The Trump administration is planning on replacing the Clean Power Plan with rules aimed at reviving the coal industry.


The Trump administration is expected to reveal its plan to weaken an Obama-era rule designed to cut planet-warming emissions from power plants this week, CNBC reports. 

The proposal will allegedly let states have the authority to create their own rules for coal-fired power plants. With the new power, states could option to have looser restrictions that allow utilities to release more greenhouse gasses, or to not take any action at all. 

The new rules will relieve pressure on the coal industry, a sector that Trump has vowed since the beginning of his presidential campaign to revive. Under the strict rules from the Obama-era, coal miners were required to have power plants to takeover expensive upgrades. 

The Clean Power Plan established nationwide rules for carbon emissions for the first time. CNBC reports that it set emissions goals for each state and gave options on how to reduce pollution. 

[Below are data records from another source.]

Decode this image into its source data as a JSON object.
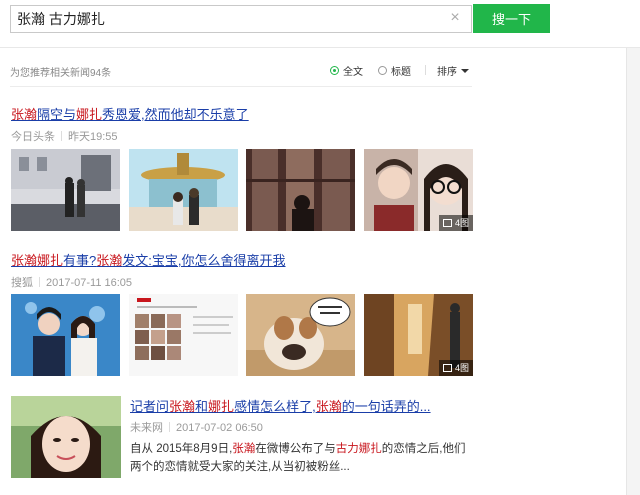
{
  "search": {
    "query": "张瀚 古力娜扎",
    "button_label": "搜一下"
  },
  "filter": {
    "hint": "为您推荐相关新闻94条",
    "option_fulltext": "全文",
    "option_title": "标题",
    "sort_label": "排序"
  },
  "colors": {
    "accent": "#21b64a",
    "link": "#1a3ea8",
    "highlight": "#c8161d"
  },
  "results": [
    {
      "title_parts": [
        {
          "t": "张瀚",
          "hl": true
        },
        {
          "t": "隔空与",
          "hl": false
        },
        {
          "t": "娜扎",
          "hl": true
        },
        {
          "t": "秀恩爱,然而他却不乐意了",
          "hl": false
        }
      ],
      "source": "今日头条",
      "time": "昨天19:55",
      "image_count": "4图"
    },
    {
      "title_parts": [
        {
          "t": "张瀚",
          "hl": true
        },
        {
          "t": "娜扎",
          "hl": true
        },
        {
          "t": "有事?",
          "hl": false
        },
        {
          "t": "张瀚",
          "hl": true
        },
        {
          "t": "发文:宝宝,你怎么舍得离开我",
          "hl": false
        }
      ],
      "source": "搜狐",
      "time": "2017-07-11 16:05",
      "image_count": "4图"
    },
    {
      "title_parts": [
        {
          "t": "记者问",
          "hl": false
        },
        {
          "t": "张瀚",
          "hl": true
        },
        {
          "t": "和",
          "hl": false
        },
        {
          "t": "娜扎",
          "hl": true
        },
        {
          "t": "感情怎么样了,",
          "hl": false
        },
        {
          "t": "张瀚",
          "hl": true
        },
        {
          "t": "的一句话弄的...",
          "hl": false
        }
      ],
      "source": "未来网",
      "time": "2017-07-02 06:50",
      "summary_parts": [
        {
          "t": "自从 2015年8月9日,",
          "hl": false
        },
        {
          "t": "张瀚",
          "hl": true
        },
        {
          "t": "在微博公布了与",
          "hl": false
        },
        {
          "t": "古力娜扎",
          "hl": true
        },
        {
          "t": "的恋情之后,他们两个的恋情就受大家的关注,从当初被粉丝...",
          "hl": false
        }
      ]
    }
  ]
}
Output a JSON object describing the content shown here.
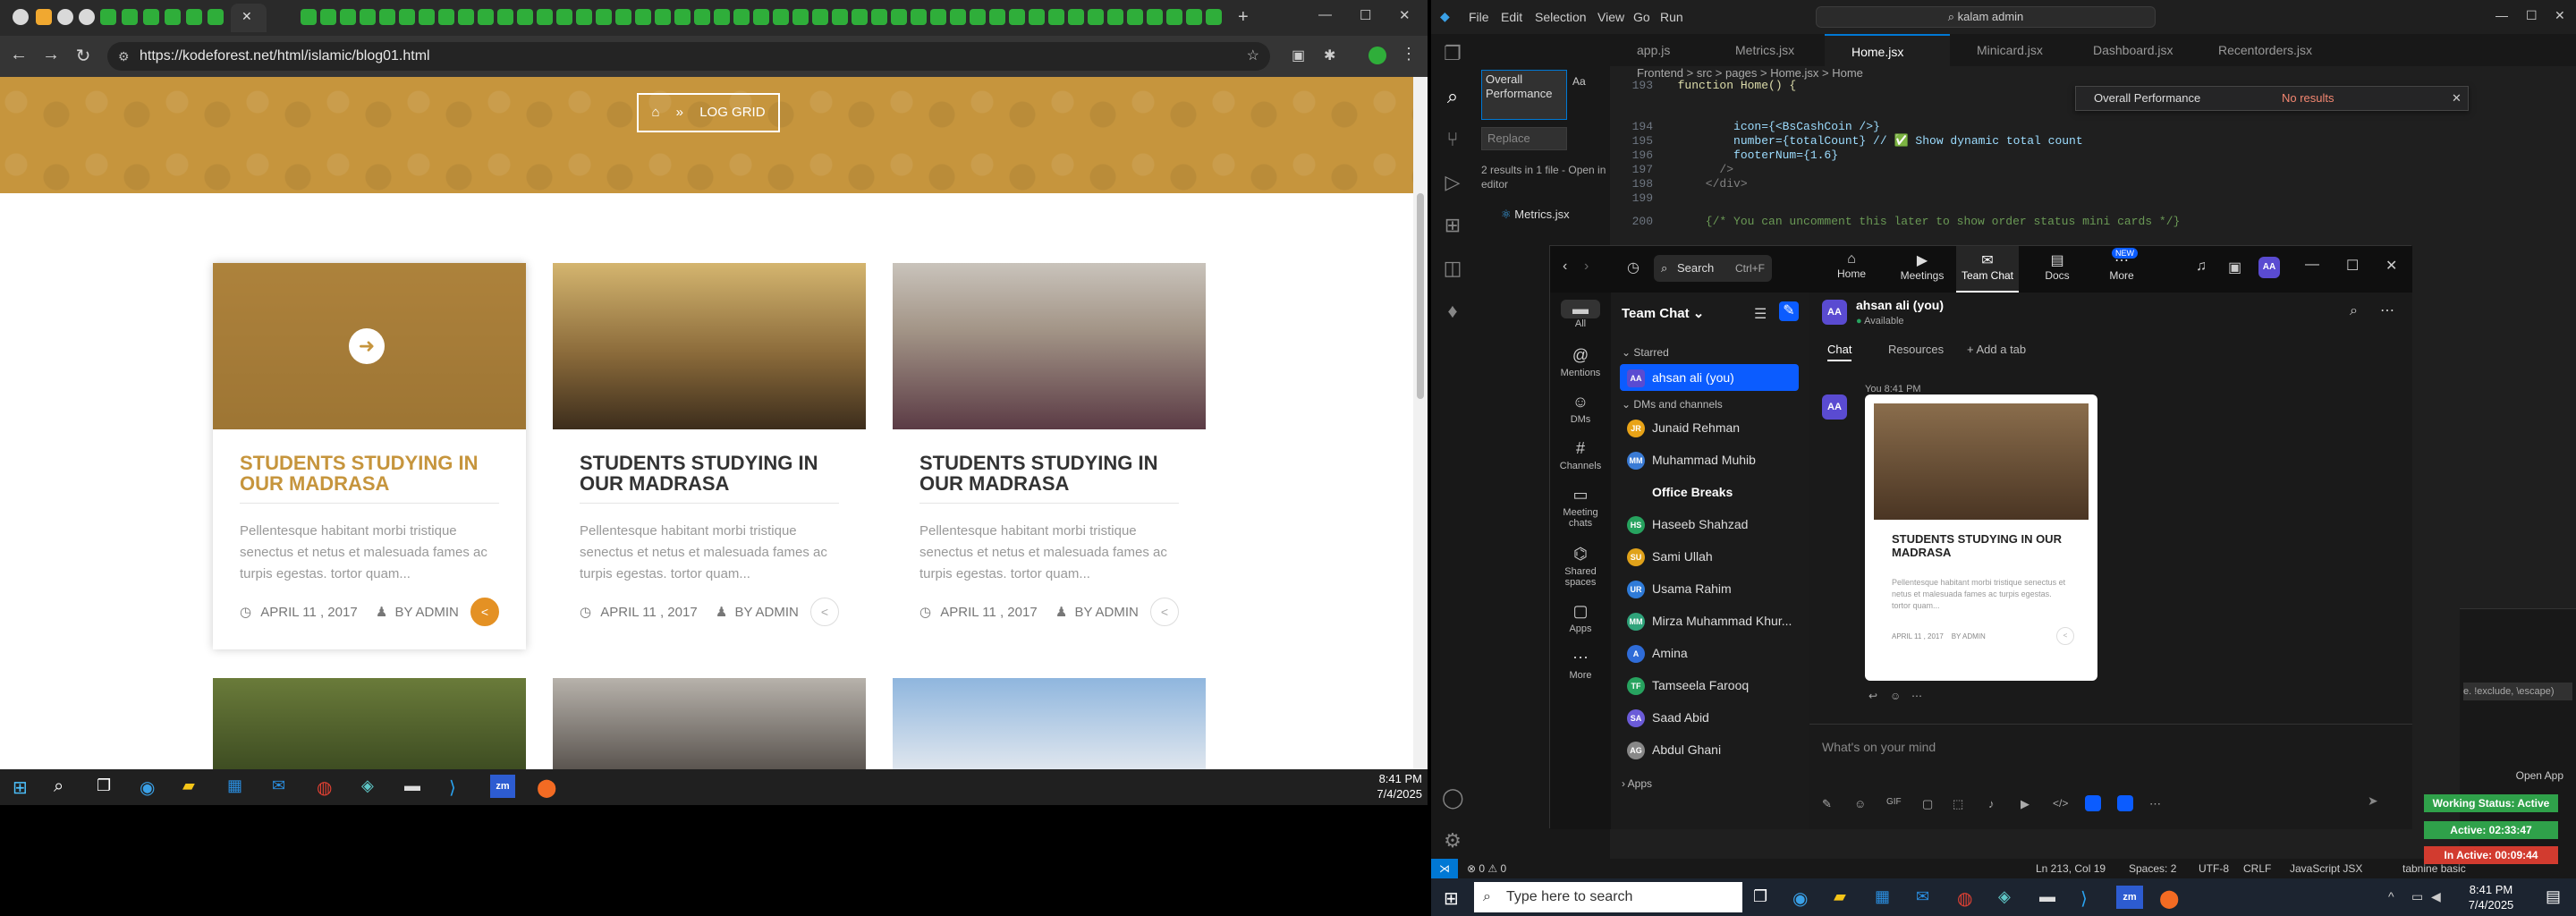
{
  "browser": {
    "url": "https://kodeforest.net/html/islamic/blog01.html",
    "close_tab_glyph": "✕",
    "new_tab_glyph": "+",
    "window_controls": [
      "—",
      "☐",
      "✕"
    ]
  },
  "hero": {
    "breadcrumb_icon": "home-icon",
    "breadcrumb_sep": "»",
    "breadcrumb_label": "LOG GRID"
  },
  "blog_cards": [
    {
      "title": "STUDENTS STUDYING IN OUR MADRASA",
      "desc": "Pellentesque habitant morbi tristique senectus et netus et malesuada fames ac turpis egestas. tortor quam...",
      "date": "APRIL 11 , 2017",
      "author": "BY ADMIN"
    },
    {
      "title": "STUDENTS STUDYING IN OUR MADRASA",
      "desc": "Pellentesque habitant morbi tristique senectus et netus et malesuada fames ac turpis egestas. tortor quam...",
      "date": "APRIL 11 , 2017",
      "author": "BY ADMIN"
    },
    {
      "title": "STUDENTS STUDYING IN OUR MADRASA",
      "desc": "Pellentesque habitant morbi tristique senectus et netus et malesuada fames ac turpis egestas. tortor quam...",
      "date": "APRIL 11 , 2017",
      "author": "BY ADMIN"
    }
  ],
  "left_taskbar": {
    "time": "8:41 PM",
    "date": "7/4/2025"
  },
  "vscode": {
    "menu": [
      "File",
      "Edit",
      "Selection",
      "View",
      "Go",
      "Run"
    ],
    "search_title": "kalam admin",
    "tabs": [
      "app.js",
      "Metrics.jsx",
      "Home.jsx",
      "Minicard.jsx",
      "Dashboard.jsx",
      "Recentorders.jsx"
    ],
    "active_tab": "Home.jsx",
    "breadcrumb": "Frontend > src > pages > Home.jsx > Home",
    "search_input": "Overall Performance",
    "replace_placeholder": "Replace",
    "results_text": "2 results in 1 file - Open in editor",
    "result_file": "Metrics.jsx",
    "find_widget_value": "Overall Performance",
    "find_widget_result": "No results",
    "code_lines": [
      {
        "n": "193",
        "t": "  function Home() {"
      },
      {
        "n": "194",
        "t": "          icon={<BsCashCoin />}"
      },
      {
        "n": "195",
        "t": "          number={totalCount} // ✅ Show dynamic total count"
      },
      {
        "n": "196",
        "t": "          footerNum={1.6}"
      },
      {
        "n": "197",
        "t": "        />"
      },
      {
        "n": "198",
        "t": "      </div>"
      },
      {
        "n": "199",
        "t": ""
      },
      {
        "n": "200",
        "t": "      {/* You can uncomment this later to show order status mini cards */}"
      }
    ],
    "status": {
      "left": "⊗ 0 ⚠ 0",
      "position": "Ln 213, Col 19",
      "spaces": "Spaces: 2",
      "encoding": "UTF-8",
      "eol": "CRLF",
      "lang": "JavaScript JSX",
      "ext": "tabnine basic"
    },
    "regex_hint": "e. !exclude, \\escape)"
  },
  "teams": {
    "search_label": "Search",
    "search_shortcut": "Ctrl+F",
    "nav": [
      "Home",
      "Meetings",
      "Team Chat",
      "Docs",
      "More"
    ],
    "new_badge": "NEW",
    "rail": [
      "All",
      "Mentions",
      "DMs",
      "Channels",
      "Meeting chats",
      "Shared spaces",
      "Apps",
      "More"
    ],
    "list_title": "Team Chat",
    "starred": "Starred",
    "me": "ahsan ali (you)",
    "dms_header": "DMs and channels",
    "contacts": [
      {
        "name": "Junaid Rehman",
        "init": "JR",
        "color": "#e8a317"
      },
      {
        "name": "Muhammad Muhib",
        "init": "MM",
        "color": "#3a7bd5"
      },
      {
        "name": "Office Breaks",
        "init": "",
        "color": "#1b1b1b"
      },
      {
        "name": "Haseeb Shahzad",
        "init": "HS",
        "color": "#27a35f"
      },
      {
        "name": "Sami Ullah",
        "init": "SU",
        "color": "#e0a21a"
      },
      {
        "name": "Usama Rahim",
        "init": "UR",
        "color": "#2f7bd8"
      },
      {
        "name": "Mirza Muhammad Khur...",
        "init": "MM",
        "color": "#2fa37a"
      },
      {
        "name": "Amina",
        "init": "A",
        "color": "#2f6cd8"
      },
      {
        "name": "Tamseela Farooq",
        "init": "TF",
        "color": "#27a35f"
      },
      {
        "name": "Saad Abid",
        "init": "SA",
        "color": "#6b5bd8"
      },
      {
        "name": "Abdul Ghani",
        "init": "AG",
        "color": "#888888"
      }
    ],
    "apps_label": "Apps",
    "chat_user": "ahsan ali (you)",
    "chat_status": "Available",
    "chat_tabs": [
      "Chat",
      "Resources",
      "+ Add a tab"
    ],
    "msg_time": "You 8:41 PM",
    "msg_card": {
      "title": "STUDENTS STUDYING IN OUR MADRASA",
      "desc": "Pellentesque habitant morbi tristique senectus et netus et malesuada fames ac turpis egestas. tortor quam...",
      "date": "APRIL 11 , 2017",
      "author": "BY ADMIN"
    },
    "compose_placeholder": "What's on your mind"
  },
  "overlay": {
    "open_app": "Open App",
    "working_status": "Working Status: Active",
    "active_time": "Active: 02:33:47",
    "inactive_time": "In Active: 00:09:44"
  },
  "right_taskbar": {
    "search_placeholder": "Type here to search",
    "time": "8:41 PM",
    "date": "7/4/2025"
  },
  "colors": {
    "gold": "#c6953d",
    "orange": "#e49124",
    "vscode_blue": "#0078d4",
    "teams_blue": "#0b5cff",
    "green": "#27a35f",
    "red": "#d23b2f"
  }
}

According to reports, the EPA doesn't have a set goal for nationwide emissions reductions. The Washington Post reports that the proposal may allow 12 times more greenhouse gas to be emitted over the next decade by asking states to focus on allowing coal plants to run more efficiently. Currently, the Clean Power Plan allows states to meet goals by not utilizing coal, instead adding more solar and wind farms, CNBC reports.  

According to CNBC, the Trump plan would give states the option to not create any new rules by explaining why they don't need to take action. 

While the Trump administration is planning on weakening the rules of the Clean Power Plan, it can't throw it out all together due to the EPA having an obligation to regulate greenhouse gas emissions from power plants under a 2009 Supreme Court ruling.